*** INPUT MATERIAL

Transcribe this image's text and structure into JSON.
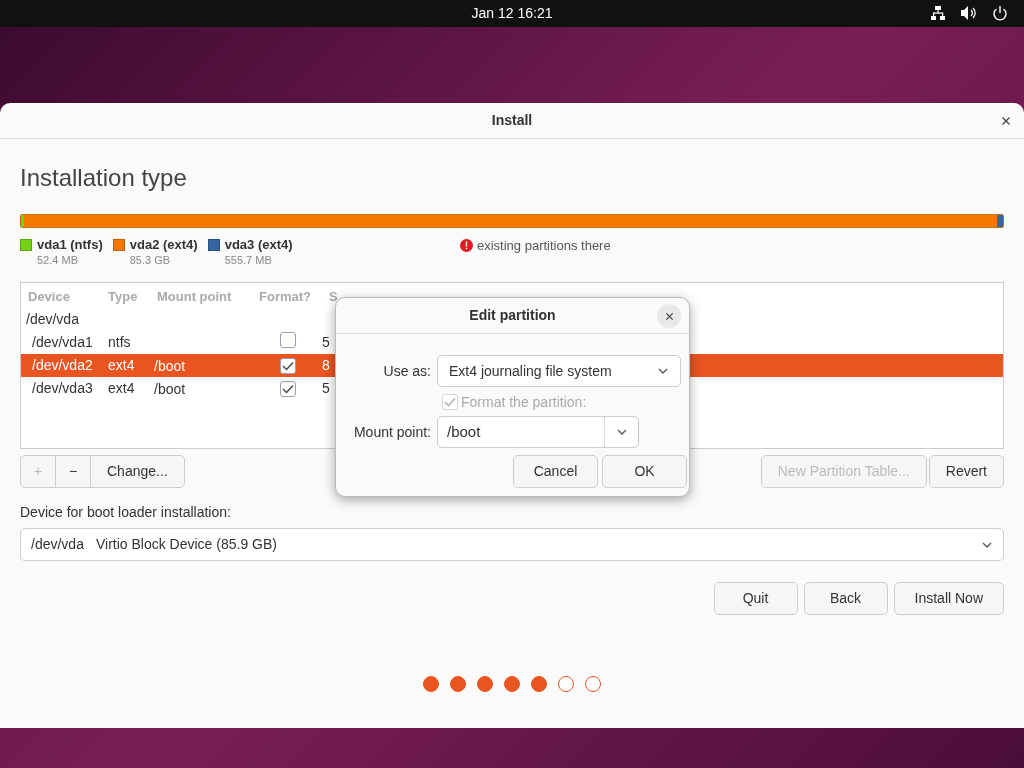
{
  "top_bar": {
    "clock": "Jan 12  16:21"
  },
  "window": {
    "title": "Install",
    "heading": "Installation type"
  },
  "partition_bar": {
    "warning": "existing partitions there",
    "segments": [
      {
        "color": "#73d216",
        "level": 0.001
      },
      {
        "color": "#f57900",
        "level": 0.993
      },
      {
        "color": "#3465a4",
        "level": 0.006
      }
    ]
  },
  "legend": [
    {
      "name": "vda1 (ntfs)",
      "size": "52.4 MB",
      "color": "#73d216"
    },
    {
      "name": "vda2 (ext4)",
      "size": "85.3 GB",
      "color": "#f57900"
    },
    {
      "name": "vda3 (ext4)",
      "size": "555.7 MB",
      "color": "#3465a4"
    }
  ],
  "table": {
    "columns": [
      "Device",
      "Type",
      "Mount point",
      "Format?",
      "S"
    ],
    "rows": [
      {
        "device": "/dev/vda",
        "kind": "disk",
        "selected": false
      },
      {
        "device": "/dev/vda1",
        "type": "ntfs",
        "mount": "",
        "format": false,
        "size": "5",
        "kind": "partition",
        "selected": false
      },
      {
        "device": "/dev/vda2",
        "type": "ext4",
        "mount": "/boot",
        "format": true,
        "size": "8",
        "kind": "partition",
        "selected": true
      },
      {
        "device": "/dev/vda3",
        "type": "ext4",
        "mount": "/boot",
        "format": true,
        "size": "5",
        "kind": "partition",
        "selected": false
      }
    ]
  },
  "table_buttons": [
    {
      "label": "+",
      "disabled": true
    },
    {
      "label": "−",
      "disabled": false
    },
    {
      "label": "Change...",
      "disabled": false
    }
  ],
  "table_buttons_right": [
    {
      "label": "New Partition Table...",
      "disabled": true
    },
    {
      "label": "Revert",
      "disabled": false
    }
  ],
  "boot_loader": {
    "label": "Device for boot loader installation:",
    "device": "/dev/vda",
    "description": "Virtio Block Device (85.9 GB)"
  },
  "buttons": [
    "Quit",
    "Back",
    "Install Now"
  ],
  "progress_dots": [
    {
      "filled": true
    },
    {
      "filled": true
    },
    {
      "filled": true
    },
    {
      "filled": true
    },
    {
      "filled": true
    },
    {
      "filled": false
    },
    {
      "filled": false
    }
  ],
  "dialog": {
    "title": "Edit partition",
    "use_as_label": "Use as:",
    "use_as": "Ext4 journaling file system",
    "format_label": "Format the partition:",
    "format_checked": true,
    "format_disabled": true,
    "mount_label": "Mount point:",
    "mount": "/boot",
    "buttons": [
      "Cancel",
      "OK"
    ]
  }
}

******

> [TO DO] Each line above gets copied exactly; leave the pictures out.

> [RESPONSE TO THE TASK]
Transcribe this image's text and structure into JSON.
{
  "top_bar": {
    "clock": "Jan 12  16:21"
  },
  "window": {
    "title": "Install",
    "heading": "Installation type"
  },
  "partition_bar": {
    "warning": "existing partitions there",
    "segments": [
      {
        "color": "#73d216",
        "level": 0.001
      },
      {
        "color": "#f57900",
        "level": 0.993
      },
      {
        "color": "#3465a4",
        "level": 0.006
      }
    ]
  },
  "legend": [
    {
      "name": "vda1 (ntfs)",
      "size": "52.4 MB",
      "color": "#73d216"
    },
    {
      "name": "vda2 (ext4)",
      "size": "85.3 GB",
      "color": "#f57900"
    },
    {
      "name": "vda3 (ext4)",
      "size": "555.7 MB",
      "color": "#3465a4"
    }
  ],
  "table": {
    "columns": [
      "Device",
      "Type",
      "Mount point",
      "Format?",
      "S"
    ],
    "rows": [
      {
        "device": "/dev/vda",
        "kind": "disk",
        "selected": false
      },
      {
        "device": "/dev/vda1",
        "type": "ntfs",
        "mount": "",
        "format": false,
        "size": "5",
        "kind": "partition",
        "selected": false
      },
      {
        "device": "/dev/vda2",
        "type": "ext4",
        "mount": "/boot",
        "format": true,
        "size": "8",
        "kind": "partition",
        "selected": true
      },
      {
        "device": "/dev/vda3",
        "type": "ext4",
        "mount": "/boot",
        "format": true,
        "size": "5",
        "kind": "partition",
        "selected": false
      }
    ]
  },
  "table_buttons": [
    {
      "label": "+",
      "disabled": true
    },
    {
      "label": "−",
      "disabled": false
    },
    {
      "label": "Change...",
      "disabled": false
    }
  ],
  "table_buttons_right": [
    {
      "label": "New Partition Table...",
      "disabled": true
    },
    {
      "label": "Revert",
      "disabled": false
    }
  ],
  "boot_loader": {
    "label": "Device for boot loader installation:",
    "device": "/dev/vda",
    "description": "Virtio Block Device (85.9 GB)"
  },
  "buttons": [
    "Quit",
    "Back",
    "Install Now"
  ],
  "progress_dots": [
    {
      "filled": true
    },
    {
      "filled": true
    },
    {
      "filled": true
    },
    {
      "filled": true
    },
    {
      "filled": true
    },
    {
      "filled": false
    },
    {
      "filled": false
    }
  ],
  "dialog": {
    "title": "Edit partition",
    "use_as_label": "Use as:",
    "use_as": "Ext4 journaling file system",
    "format_label": "Format the partition:",
    "format_checked": true,
    "format_disabled": true,
    "mount_label": "Mount point:",
    "mount": "/boot",
    "buttons": [
      "Cancel",
      "OK"
    ]
  }
}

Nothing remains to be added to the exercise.